Euler gave a proof of the infinitude of primes which used the meromorphic behavior of the Riemann zeta function. In this post, we show that similar ideas can be used to show the infinitude of congruent numbers.
While discussing the history of the modern factoring, Carl Pomerance’s 1996 expository piece “A Tale of Two Sieves” describes a factoring algorithm called Kraitchik’s Method and demonstrates the algorithm by factoring 2041.
The example is nice; certainly nicer and more illustrative than what you might produce at random. But exactly how special is Pomerance’s 2041 example?
Stirling’s approximation gives a useful estimate for large factorials. This post contains a (new?) proof of Stirling’s formula which relies on properties of the Riemann zeta function.
If a set of positive integers contains no arithmetic progressions, how large can it be? In this post, we study this question in the context of harmonic sums.
This post discusses the problem of computer-assisted decryption of un-parsed substitution ciphers. Sample Mathematica code is linked within.

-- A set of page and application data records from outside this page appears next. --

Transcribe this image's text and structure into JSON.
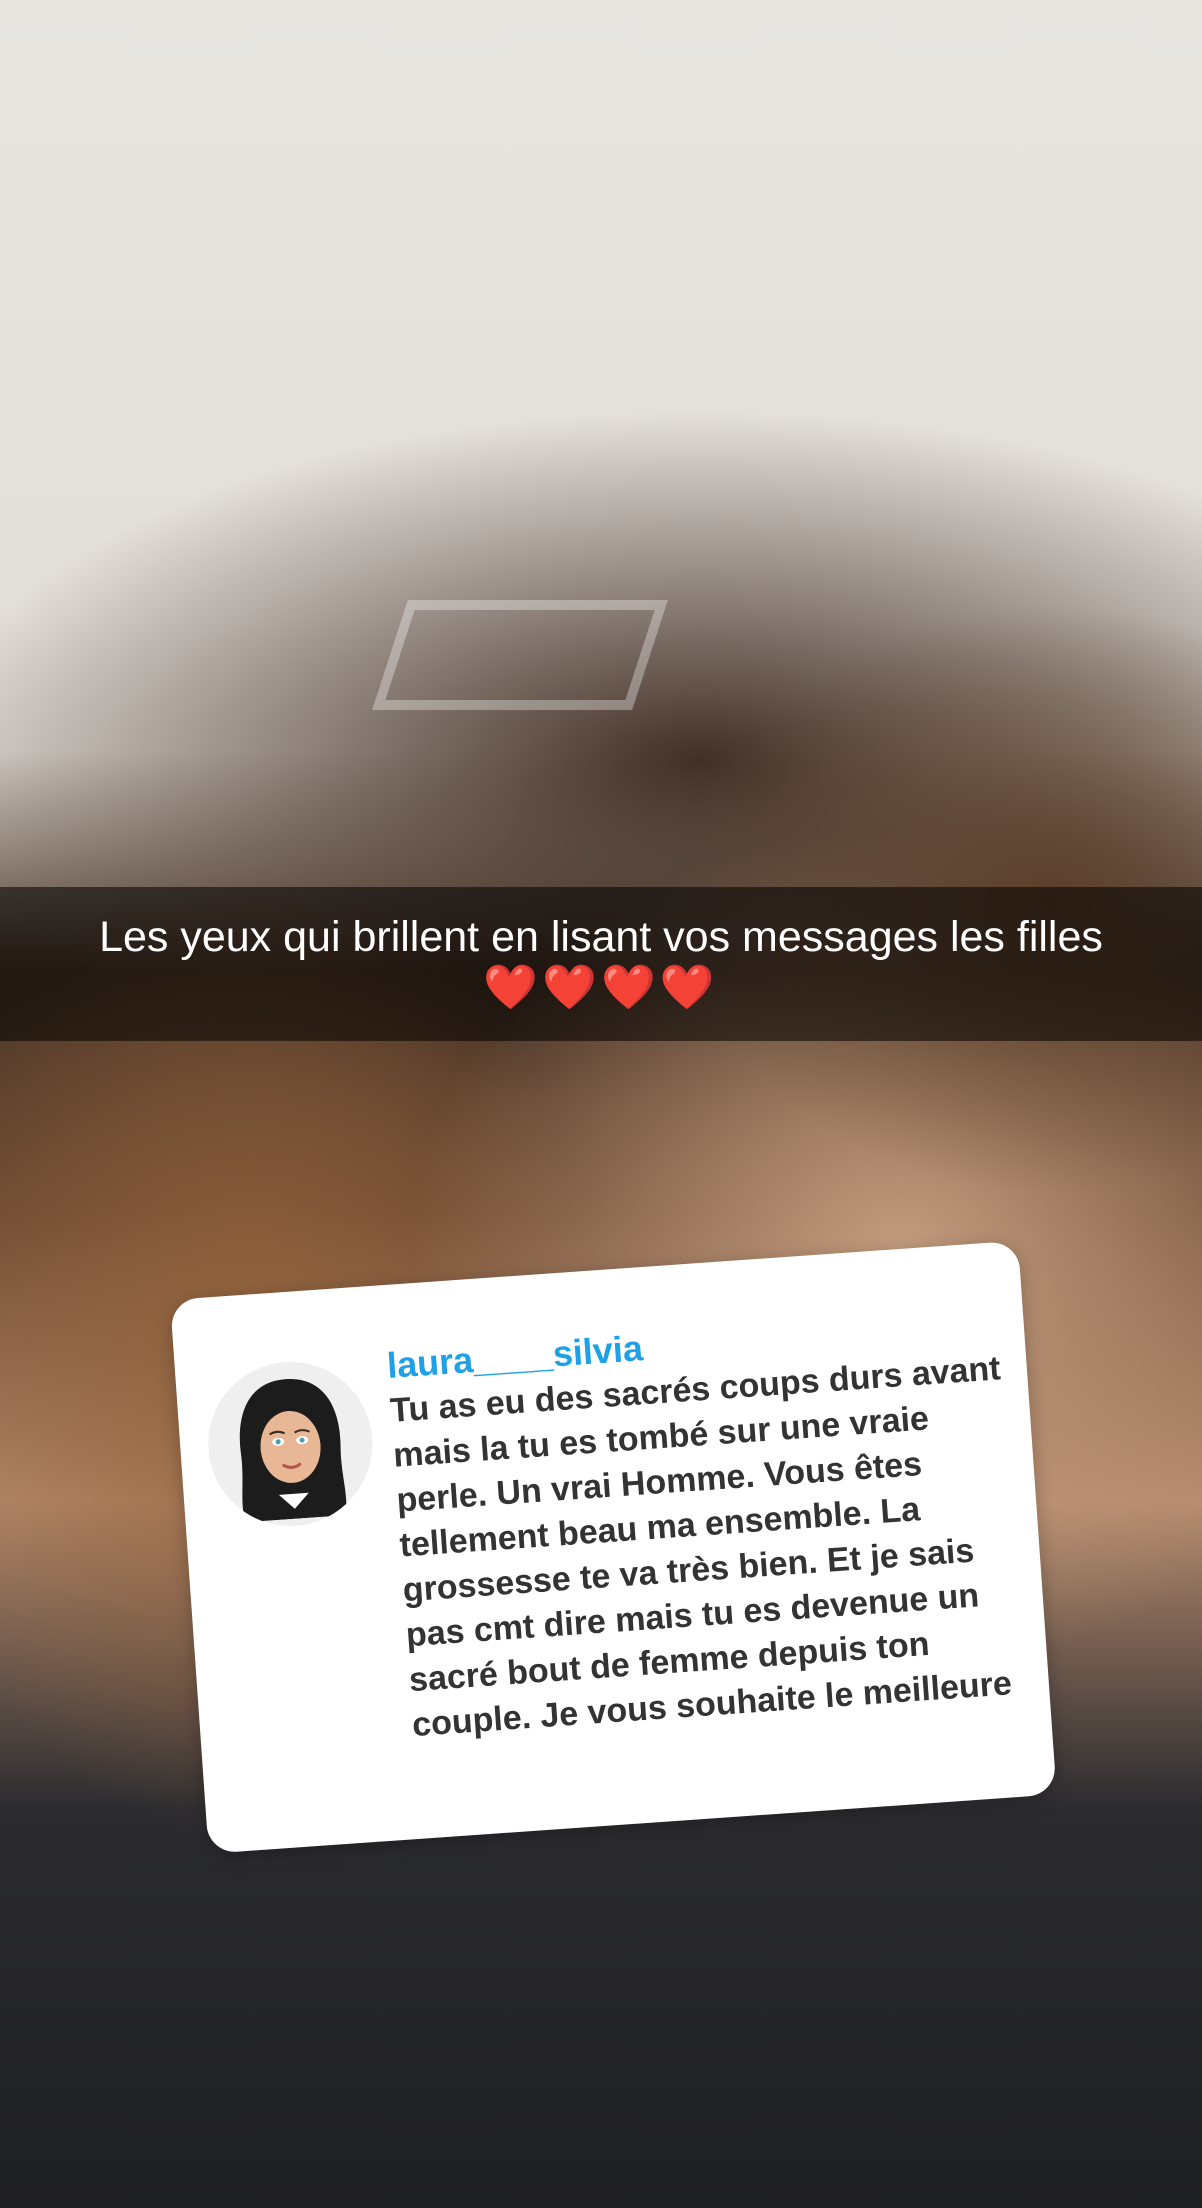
{
  "caption": {
    "text": "Les yeux qui brillent en lisant vos messages les filles",
    "emoji": "❤️❤️❤️❤️"
  },
  "reply_card": {
    "username": "laura____silvia",
    "avatar_icon": "bitmoji-avatar-icon",
    "message": "Tu as eu des sacrés coups durs avant mais la tu es tombé sur une vraie perle. Un vrai Homme. Vous êtes tellement beau ma ensemble. La grossesse te va très bien. Et je sais pas cmt dire mais tu es devenue un sacré bout de femme depuis ton couple. Je vous souhaite le meilleure"
  },
  "colors": {
    "username": "#1ea1e6",
    "caption_bar": "rgba(0,0,0,0.55)",
    "heart": "#e0262b"
  }
}
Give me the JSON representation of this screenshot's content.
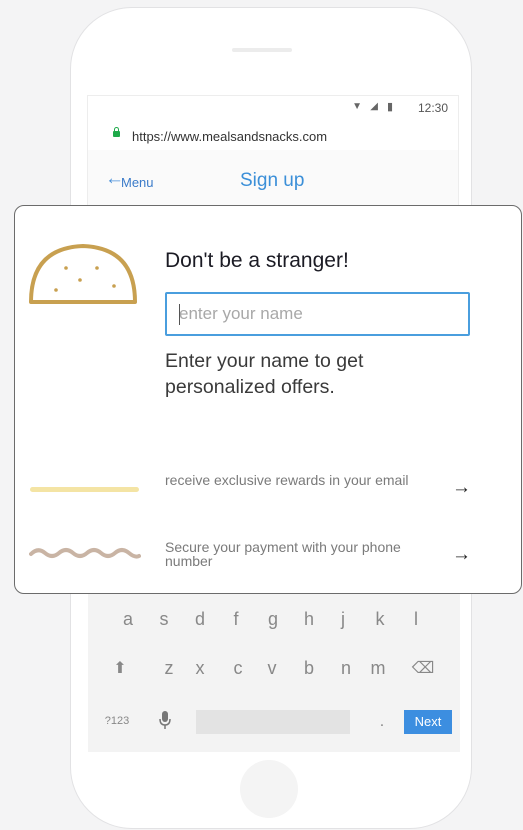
{
  "status_bar": {
    "time": "12:30",
    "wifi_icon": "wifi-icon",
    "signal_icon": "signal-icon",
    "battery_icon": "battery-icon"
  },
  "browser": {
    "url": "https://www.mealsandsnacks.com",
    "lock_icon": "lock-icon"
  },
  "nav": {
    "back_label": "Menu",
    "title": "Sign up",
    "back_icon": "arrow-left-icon"
  },
  "card": {
    "heading": "Don't be a stranger!",
    "name_input": {
      "placeholder": "enter your name",
      "value": ""
    },
    "description": "Enter your name to get personalized offers.",
    "features": [
      {
        "text": "receive exclusive rewards in your email",
        "arrow": "→"
      },
      {
        "text": "Secure your payment with your phone number",
        "arrow": "→"
      }
    ]
  },
  "keyboard": {
    "row1": [
      "a",
      "s",
      "d",
      "f",
      "g",
      "h",
      "j",
      "k",
      "l"
    ],
    "row2": [
      "z",
      "x",
      "c",
      "v",
      "b",
      "n",
      "m"
    ],
    "symbols_key": "?123",
    "period_key": ".",
    "next_key": "Next",
    "shift_icon": "shift-icon",
    "backspace_icon": "backspace-icon",
    "mic_icon": "microphone-icon"
  },
  "colors": {
    "accent": "#3b8fd8",
    "next_key": "#3c8ee0",
    "taco": "#c8a050",
    "yellow_line": "#f4e4a4",
    "wave": "#c9b4a4",
    "lock": "#1faa4a"
  }
}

Most factorization algorithms in use today fit in one of two camps: sieve-based methods based on congruences of squares, and algorithms based on decompositions of algebraic groups. In this article, we trace the common thread connecting the latter.
In this post, I discuss the method of prosthaphaeresis, a proto-logarithm that enabled celestial navigation for the quarter-century predating the introduction of Napier’s logarithm.
The integral formula for secant is often introduced in a very artificial way. In this post, I look at the history of this integral and give several derivations.
One of Landau’s four problems from 1912 concerns the infinitude of primes in the values of a certain quadratic polynomial.
In this post, we show that the largest prime factors of the values of this polynomial are “relatively large” infinitely often.
Dirichlet’s Theorem on the infinitude of primes in arithmetic progressions relies on the non-vanishing of non-trivial Dirichlet characters at 1.
In this post, I’ll show how this reduction can be introduced in an intuitive way via sieve theory. If we actually sieve, we obtain estimates for the number of integers whose prime factors lie in given congruence classes.